▶ [TRY IT]
Find the lines below that include the word "JSON" and report how many there are, with no other text.

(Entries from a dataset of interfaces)
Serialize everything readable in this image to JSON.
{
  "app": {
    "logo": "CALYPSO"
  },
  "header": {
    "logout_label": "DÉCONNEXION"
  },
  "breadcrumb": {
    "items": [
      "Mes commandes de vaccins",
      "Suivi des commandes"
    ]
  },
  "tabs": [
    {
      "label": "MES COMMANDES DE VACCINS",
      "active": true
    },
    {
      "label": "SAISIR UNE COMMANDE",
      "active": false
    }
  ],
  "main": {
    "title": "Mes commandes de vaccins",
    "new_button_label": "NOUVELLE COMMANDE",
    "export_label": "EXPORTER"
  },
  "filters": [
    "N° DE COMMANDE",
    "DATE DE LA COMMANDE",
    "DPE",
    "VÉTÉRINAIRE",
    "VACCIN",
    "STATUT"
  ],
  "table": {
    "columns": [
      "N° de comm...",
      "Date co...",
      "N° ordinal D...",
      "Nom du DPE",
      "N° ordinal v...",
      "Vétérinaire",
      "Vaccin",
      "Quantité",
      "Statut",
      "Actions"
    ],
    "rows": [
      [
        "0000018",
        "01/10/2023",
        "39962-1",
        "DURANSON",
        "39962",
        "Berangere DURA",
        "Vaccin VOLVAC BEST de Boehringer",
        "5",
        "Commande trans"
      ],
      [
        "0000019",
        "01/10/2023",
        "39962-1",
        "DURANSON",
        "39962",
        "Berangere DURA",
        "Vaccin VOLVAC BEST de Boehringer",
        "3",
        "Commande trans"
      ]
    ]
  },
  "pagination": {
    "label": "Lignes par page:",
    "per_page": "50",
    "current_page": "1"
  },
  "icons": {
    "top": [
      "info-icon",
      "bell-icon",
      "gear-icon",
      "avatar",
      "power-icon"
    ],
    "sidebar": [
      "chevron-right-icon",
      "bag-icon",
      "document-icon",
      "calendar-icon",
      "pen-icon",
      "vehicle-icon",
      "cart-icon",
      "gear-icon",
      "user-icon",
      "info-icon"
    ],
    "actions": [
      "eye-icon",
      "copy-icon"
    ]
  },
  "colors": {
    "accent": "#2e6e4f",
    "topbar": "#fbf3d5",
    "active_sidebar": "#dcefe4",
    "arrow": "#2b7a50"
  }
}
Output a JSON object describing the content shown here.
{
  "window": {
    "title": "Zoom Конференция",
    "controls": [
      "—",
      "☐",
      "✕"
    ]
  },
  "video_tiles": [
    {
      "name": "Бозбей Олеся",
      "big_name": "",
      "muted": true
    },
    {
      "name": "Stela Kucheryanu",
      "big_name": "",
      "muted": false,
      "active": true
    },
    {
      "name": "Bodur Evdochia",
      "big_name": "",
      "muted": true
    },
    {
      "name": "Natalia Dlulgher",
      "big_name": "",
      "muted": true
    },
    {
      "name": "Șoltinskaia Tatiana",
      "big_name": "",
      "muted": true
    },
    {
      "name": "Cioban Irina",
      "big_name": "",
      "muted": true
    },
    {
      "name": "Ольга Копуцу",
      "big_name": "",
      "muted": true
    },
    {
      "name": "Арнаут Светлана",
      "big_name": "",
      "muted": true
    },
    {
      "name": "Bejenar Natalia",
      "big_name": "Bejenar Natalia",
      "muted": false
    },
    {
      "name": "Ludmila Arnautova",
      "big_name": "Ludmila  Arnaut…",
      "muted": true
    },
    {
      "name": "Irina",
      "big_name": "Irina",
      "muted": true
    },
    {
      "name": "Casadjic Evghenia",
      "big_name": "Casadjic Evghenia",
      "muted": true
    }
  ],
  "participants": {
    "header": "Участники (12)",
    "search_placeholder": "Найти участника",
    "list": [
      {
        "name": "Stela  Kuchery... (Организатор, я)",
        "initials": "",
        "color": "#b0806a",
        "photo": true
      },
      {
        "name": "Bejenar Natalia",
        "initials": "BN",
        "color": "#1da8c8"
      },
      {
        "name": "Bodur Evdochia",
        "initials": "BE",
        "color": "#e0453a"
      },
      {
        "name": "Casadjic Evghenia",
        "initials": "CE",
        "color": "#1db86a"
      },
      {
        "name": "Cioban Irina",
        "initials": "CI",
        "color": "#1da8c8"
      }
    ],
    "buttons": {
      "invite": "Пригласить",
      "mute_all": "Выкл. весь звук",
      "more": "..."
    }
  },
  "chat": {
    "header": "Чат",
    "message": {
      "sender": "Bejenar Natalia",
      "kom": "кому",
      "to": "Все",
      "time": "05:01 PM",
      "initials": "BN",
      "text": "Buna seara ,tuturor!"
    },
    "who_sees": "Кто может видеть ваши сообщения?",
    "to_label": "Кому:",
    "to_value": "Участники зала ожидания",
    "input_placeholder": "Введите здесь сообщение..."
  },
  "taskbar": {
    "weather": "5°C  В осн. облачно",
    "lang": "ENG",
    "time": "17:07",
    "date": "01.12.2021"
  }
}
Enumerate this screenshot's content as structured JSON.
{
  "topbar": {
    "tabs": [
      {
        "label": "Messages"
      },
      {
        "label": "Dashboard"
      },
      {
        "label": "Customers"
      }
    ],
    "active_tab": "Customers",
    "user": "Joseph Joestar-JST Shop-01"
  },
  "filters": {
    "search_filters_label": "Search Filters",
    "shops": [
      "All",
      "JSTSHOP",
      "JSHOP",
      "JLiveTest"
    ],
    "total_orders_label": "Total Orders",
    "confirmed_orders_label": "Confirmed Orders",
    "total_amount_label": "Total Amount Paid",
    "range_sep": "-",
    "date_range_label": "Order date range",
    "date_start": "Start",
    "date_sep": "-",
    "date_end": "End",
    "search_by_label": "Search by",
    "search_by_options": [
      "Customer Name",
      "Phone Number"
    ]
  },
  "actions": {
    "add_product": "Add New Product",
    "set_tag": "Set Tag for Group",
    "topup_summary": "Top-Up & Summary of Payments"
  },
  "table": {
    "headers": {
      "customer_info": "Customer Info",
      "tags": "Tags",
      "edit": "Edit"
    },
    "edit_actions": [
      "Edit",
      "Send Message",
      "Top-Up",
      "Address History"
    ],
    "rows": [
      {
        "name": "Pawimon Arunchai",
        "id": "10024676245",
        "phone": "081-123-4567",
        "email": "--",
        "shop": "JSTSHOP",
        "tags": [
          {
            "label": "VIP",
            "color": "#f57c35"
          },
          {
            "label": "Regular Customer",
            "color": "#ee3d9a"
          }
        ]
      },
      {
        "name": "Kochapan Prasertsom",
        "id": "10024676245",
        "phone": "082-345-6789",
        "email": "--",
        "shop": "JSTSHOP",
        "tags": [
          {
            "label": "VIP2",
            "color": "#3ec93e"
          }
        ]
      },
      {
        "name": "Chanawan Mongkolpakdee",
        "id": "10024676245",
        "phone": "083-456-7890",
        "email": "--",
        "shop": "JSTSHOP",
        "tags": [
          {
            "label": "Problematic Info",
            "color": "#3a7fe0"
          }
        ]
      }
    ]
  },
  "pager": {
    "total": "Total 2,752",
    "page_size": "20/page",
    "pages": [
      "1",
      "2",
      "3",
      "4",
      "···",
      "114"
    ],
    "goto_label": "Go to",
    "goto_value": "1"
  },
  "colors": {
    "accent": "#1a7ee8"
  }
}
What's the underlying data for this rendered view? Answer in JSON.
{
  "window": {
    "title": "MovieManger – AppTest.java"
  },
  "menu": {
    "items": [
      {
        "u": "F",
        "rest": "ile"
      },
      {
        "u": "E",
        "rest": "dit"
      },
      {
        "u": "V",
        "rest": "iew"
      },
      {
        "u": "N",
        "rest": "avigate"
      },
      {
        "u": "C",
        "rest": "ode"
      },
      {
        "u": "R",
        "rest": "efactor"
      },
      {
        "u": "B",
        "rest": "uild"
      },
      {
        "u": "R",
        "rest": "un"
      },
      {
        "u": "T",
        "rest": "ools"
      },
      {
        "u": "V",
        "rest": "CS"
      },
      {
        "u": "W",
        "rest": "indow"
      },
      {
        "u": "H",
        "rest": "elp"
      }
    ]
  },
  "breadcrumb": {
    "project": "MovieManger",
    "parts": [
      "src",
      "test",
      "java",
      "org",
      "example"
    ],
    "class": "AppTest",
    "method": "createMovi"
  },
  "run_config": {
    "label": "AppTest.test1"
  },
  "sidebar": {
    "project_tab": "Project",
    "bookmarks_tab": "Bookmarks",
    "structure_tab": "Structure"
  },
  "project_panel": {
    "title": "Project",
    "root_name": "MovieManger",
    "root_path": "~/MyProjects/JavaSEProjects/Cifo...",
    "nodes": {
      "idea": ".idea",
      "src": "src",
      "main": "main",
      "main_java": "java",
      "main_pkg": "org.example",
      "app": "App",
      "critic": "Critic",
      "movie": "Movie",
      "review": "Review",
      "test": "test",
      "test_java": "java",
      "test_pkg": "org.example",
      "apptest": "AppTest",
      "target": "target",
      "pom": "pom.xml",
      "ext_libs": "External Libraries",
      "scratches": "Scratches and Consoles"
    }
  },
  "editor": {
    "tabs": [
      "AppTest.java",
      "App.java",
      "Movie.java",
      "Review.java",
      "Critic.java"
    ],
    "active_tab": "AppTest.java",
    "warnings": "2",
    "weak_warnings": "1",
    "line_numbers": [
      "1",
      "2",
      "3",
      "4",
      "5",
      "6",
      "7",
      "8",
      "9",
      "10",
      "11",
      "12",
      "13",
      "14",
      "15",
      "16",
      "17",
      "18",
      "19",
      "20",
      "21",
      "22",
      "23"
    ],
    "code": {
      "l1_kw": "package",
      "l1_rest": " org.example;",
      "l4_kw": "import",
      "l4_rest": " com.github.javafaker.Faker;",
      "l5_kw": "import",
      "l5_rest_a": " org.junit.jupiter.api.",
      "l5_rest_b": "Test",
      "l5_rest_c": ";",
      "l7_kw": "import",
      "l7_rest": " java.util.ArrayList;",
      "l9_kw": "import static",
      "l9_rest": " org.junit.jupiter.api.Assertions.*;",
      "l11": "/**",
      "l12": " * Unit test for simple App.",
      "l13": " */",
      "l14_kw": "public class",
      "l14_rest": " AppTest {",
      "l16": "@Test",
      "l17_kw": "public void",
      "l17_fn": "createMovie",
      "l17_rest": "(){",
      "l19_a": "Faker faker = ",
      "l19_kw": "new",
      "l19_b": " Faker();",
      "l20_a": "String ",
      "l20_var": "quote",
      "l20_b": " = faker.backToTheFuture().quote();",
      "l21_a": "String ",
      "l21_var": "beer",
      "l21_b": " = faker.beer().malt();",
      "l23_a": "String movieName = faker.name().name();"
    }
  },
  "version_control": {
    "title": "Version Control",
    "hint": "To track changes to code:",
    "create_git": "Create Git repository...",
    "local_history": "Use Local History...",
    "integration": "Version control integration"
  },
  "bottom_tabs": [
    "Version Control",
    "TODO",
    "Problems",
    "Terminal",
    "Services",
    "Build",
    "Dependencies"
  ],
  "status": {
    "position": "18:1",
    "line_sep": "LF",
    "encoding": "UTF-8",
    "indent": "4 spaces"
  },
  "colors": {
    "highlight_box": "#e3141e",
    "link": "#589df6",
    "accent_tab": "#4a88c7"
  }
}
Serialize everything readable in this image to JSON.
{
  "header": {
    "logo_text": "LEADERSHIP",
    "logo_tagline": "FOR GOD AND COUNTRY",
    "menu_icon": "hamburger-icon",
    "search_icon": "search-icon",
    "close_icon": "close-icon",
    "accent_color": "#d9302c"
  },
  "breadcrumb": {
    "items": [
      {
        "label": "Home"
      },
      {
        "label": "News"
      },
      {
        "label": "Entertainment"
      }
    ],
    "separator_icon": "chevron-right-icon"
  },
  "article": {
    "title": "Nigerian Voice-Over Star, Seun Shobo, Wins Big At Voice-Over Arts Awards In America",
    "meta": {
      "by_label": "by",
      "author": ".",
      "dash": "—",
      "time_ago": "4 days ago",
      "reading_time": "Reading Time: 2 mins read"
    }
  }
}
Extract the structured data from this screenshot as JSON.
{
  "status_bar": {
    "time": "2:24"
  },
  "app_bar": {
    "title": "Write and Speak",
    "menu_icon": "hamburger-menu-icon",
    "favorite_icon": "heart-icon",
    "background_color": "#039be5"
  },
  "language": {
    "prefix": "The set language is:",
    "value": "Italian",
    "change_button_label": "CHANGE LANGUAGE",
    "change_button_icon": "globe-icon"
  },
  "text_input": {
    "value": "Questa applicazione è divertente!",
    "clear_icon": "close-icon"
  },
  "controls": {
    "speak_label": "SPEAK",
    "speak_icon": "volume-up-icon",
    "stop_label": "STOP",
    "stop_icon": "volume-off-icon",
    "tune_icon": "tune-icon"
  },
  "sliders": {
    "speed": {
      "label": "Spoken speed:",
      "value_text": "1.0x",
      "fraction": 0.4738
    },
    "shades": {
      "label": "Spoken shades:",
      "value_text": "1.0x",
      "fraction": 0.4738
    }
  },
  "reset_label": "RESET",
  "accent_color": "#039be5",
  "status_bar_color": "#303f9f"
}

▶ [YOUR SOLUTION]
6